Though a disparate group, these reformers all argue that the standards and precepts that have guided antitrust enforcement for the last 40 years are misguided, inadequate, and even fraudulent. They demand a new approach — or, more precisely, a very old one.
“Every revolution is always styled as a counter-revolution,” notes Columbia Law School professor Tim Wu, slyly, in an interview.
The insurgents have coalesced under some non-mellifluous rubrics: The Neo-Brandeisians or the New Brandeis School. Best known for coining the phrase “net neutrality,” Wu helped baptize this new movement in a slim volume he published last November, “The Curse of Bigness.” The 139-page manifesto quickly became a Washington Post bestseller — quite an achievement for a tract about the history and philosophy of American competition law. (Last month, Wu published, in the technical language of antitrust specialists, a distillation of the movement’s core tenets.)
The Neo-Brandeisians blame the rise in monopolies and oligopolies on the ascendancy of the Chicago School of law and economics in the 1970s and 1980s, and especially on the teachings of its most combative evangelist: the late law professor, U.S. Solicitor General, federal appeals court judge, and rebuffed Supreme Court nominee, Robert Bork.

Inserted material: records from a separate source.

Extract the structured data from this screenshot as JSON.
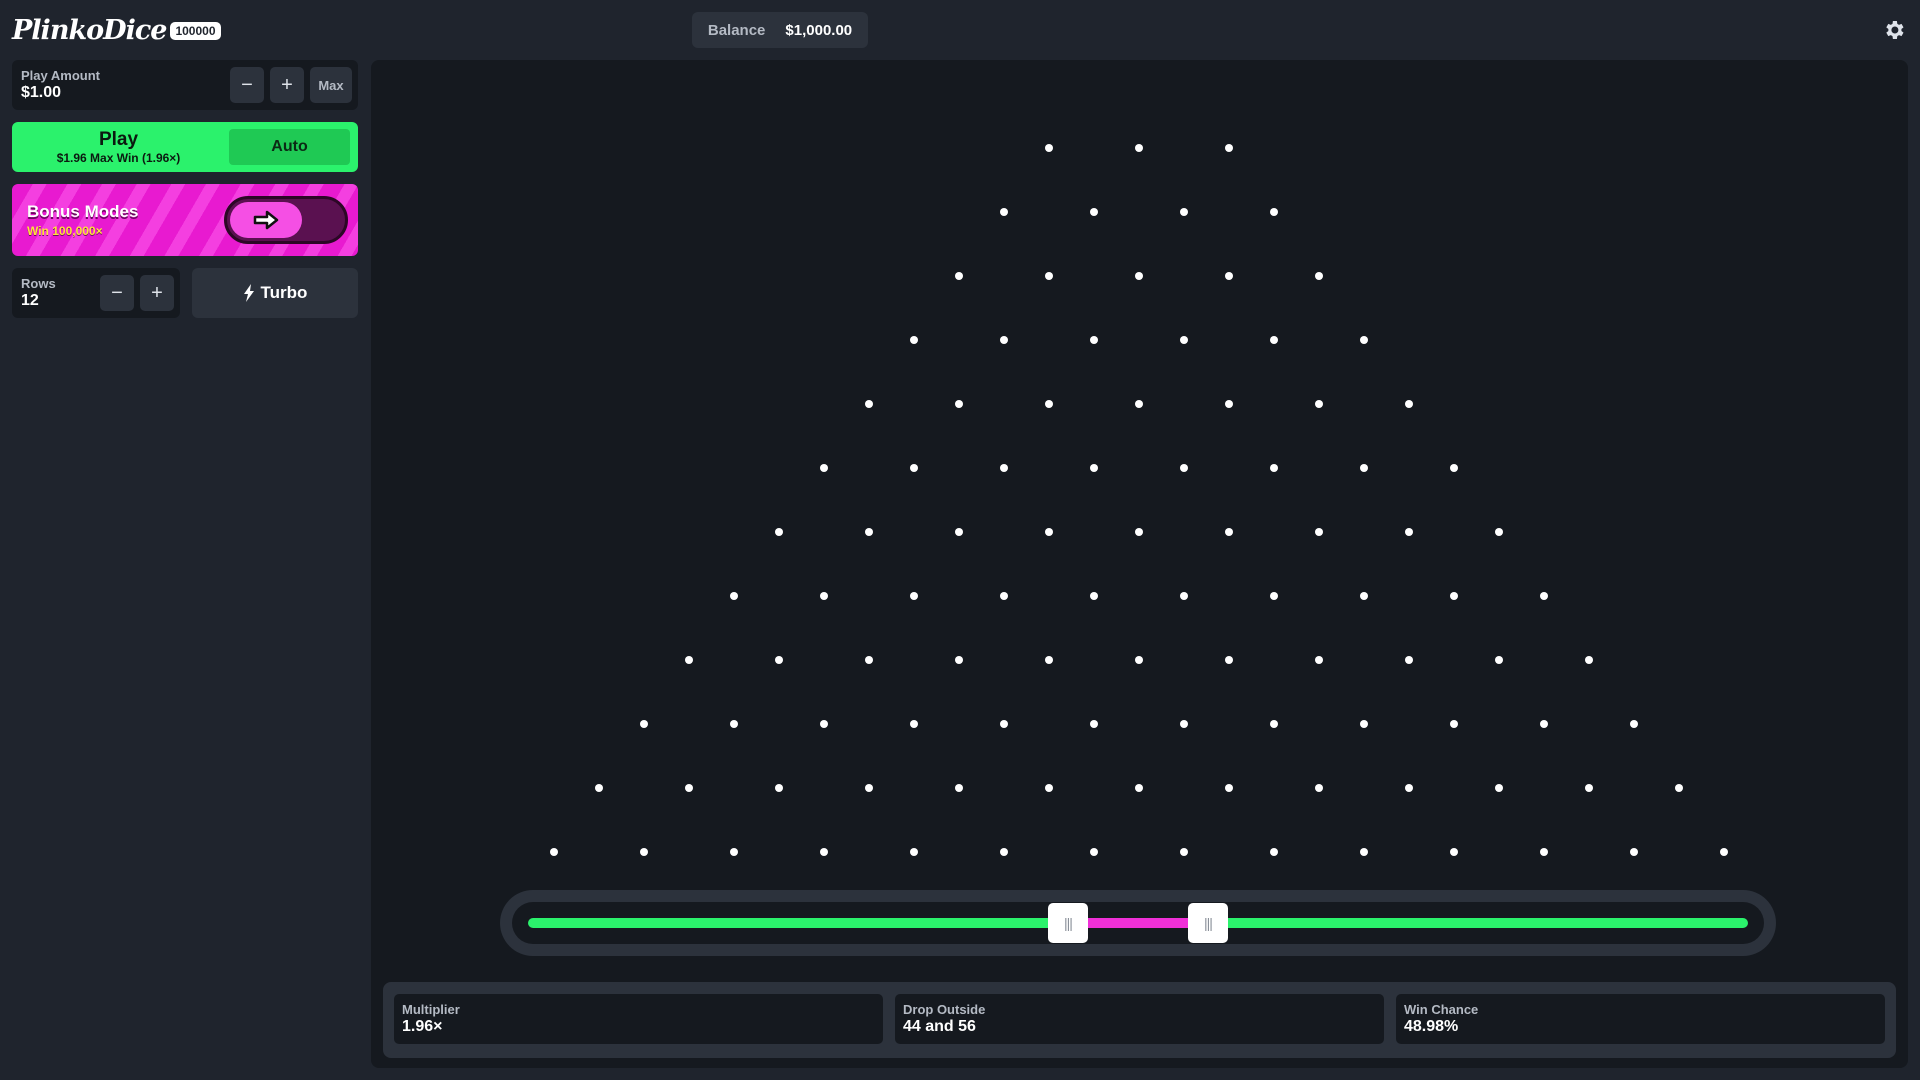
{
  "header": {
    "logo_text": "PlinkoDice",
    "logo_badge": "100000",
    "balance_label": "Balance",
    "balance_value": "$1,000.00",
    "settings_icon": "gear-icon"
  },
  "controls": {
    "play_amount": {
      "label": "Play Amount",
      "value": "$1.00",
      "minus": "−",
      "plus": "+",
      "max": "Max"
    },
    "play": {
      "label": "Play",
      "sub": "$1.96 Max Win (1.96×)",
      "auto": "Auto"
    },
    "bonus": {
      "title": "Bonus Modes",
      "sub": "Win 100,000×",
      "icon": "arrow-right-icon"
    },
    "rows": {
      "label": "Rows",
      "value": "12",
      "minus": "−",
      "plus": "+"
    },
    "turbo": {
      "label": "Turbo",
      "icon": "lightning-icon"
    }
  },
  "board": {
    "rows": 12,
    "first_row_pegs": 3
  },
  "slider": {
    "handle_low_label": "|||",
    "handle_high_label": "|||",
    "colors": {
      "outside": "#2bf26c",
      "inside": "#f030d8"
    }
  },
  "stats": [
    {
      "label": "Multiplier",
      "value": "1.96×"
    },
    {
      "label": "Drop Outside",
      "value": "44 and 56"
    },
    {
      "label": "Win Chance",
      "value": "48.98%"
    }
  ],
  "colors": {
    "background": "#1f242d",
    "panel": "#15191f",
    "accent_green": "#2bf26c",
    "accent_pink": "#e81ad0"
  }
}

Bork preached that the sole legitimate purpose of the antitrust laws was to advance “consumer welfare.” In practice, that standard has come to focus narrowly on the question of whether suspect practices can be proven to raise prices for consumers. Cases hinge on abstruse, inconclusive, swearing contests between equally credentialed economists. The government’s burden is hard to meet.
So long as a company’s prices were low, Bork preached, its “bigness” and market dominance were likely just signs of efficiency and innovativeness. These were qualities to be lauded, not hobbled.
“This was an antitrust with the ‘anti’ removed,” Wu wrote in his book, “a law that now glorified monopoly instead of condemning it.”
Wu’s book preached a return to Brandeis’ broader and more commonsensical view of antitrust — one that saw extreme concentrations of economic power as threats to democracy. This was also, Wu noted in his book, the view of Senator John Sherman — the sponsor of the Sherman Antitrust Act of 1890 — who characterized the power yielded by monopolist CEOs as “a kingly prerogative, inconsistent with our form of government.”
Wu’s “small book about bigness,” as he described it, struck an instant chord. Within a week of publication, leading columnists for The New York Times and Bloomberg were calling for the breakup of Facebook, citing his book. Wu seemed to have done to the Chicago School what Hans Christian Andersen’s little boy did to the emperor-with-no-clothes.
But Wu didn’t found this movement. It was kick-started nearly three years earlier, when a then-27-year-old Yale Law School student, Lina Khan, published a tour-de-force law review article about Amazon. Her piece was an indictment of both Amazon’s alleged abuses and of the misguided Chicago School assumptions that, in her view, were allowing those abuses to thrive. (Now on leave from her academic fellowship at Columbia Law School, Khan is counsel to the House antitrust subcommittee, which is conducting a probe into — you guessed it — Google, Facebook, Amazon, and Apple.)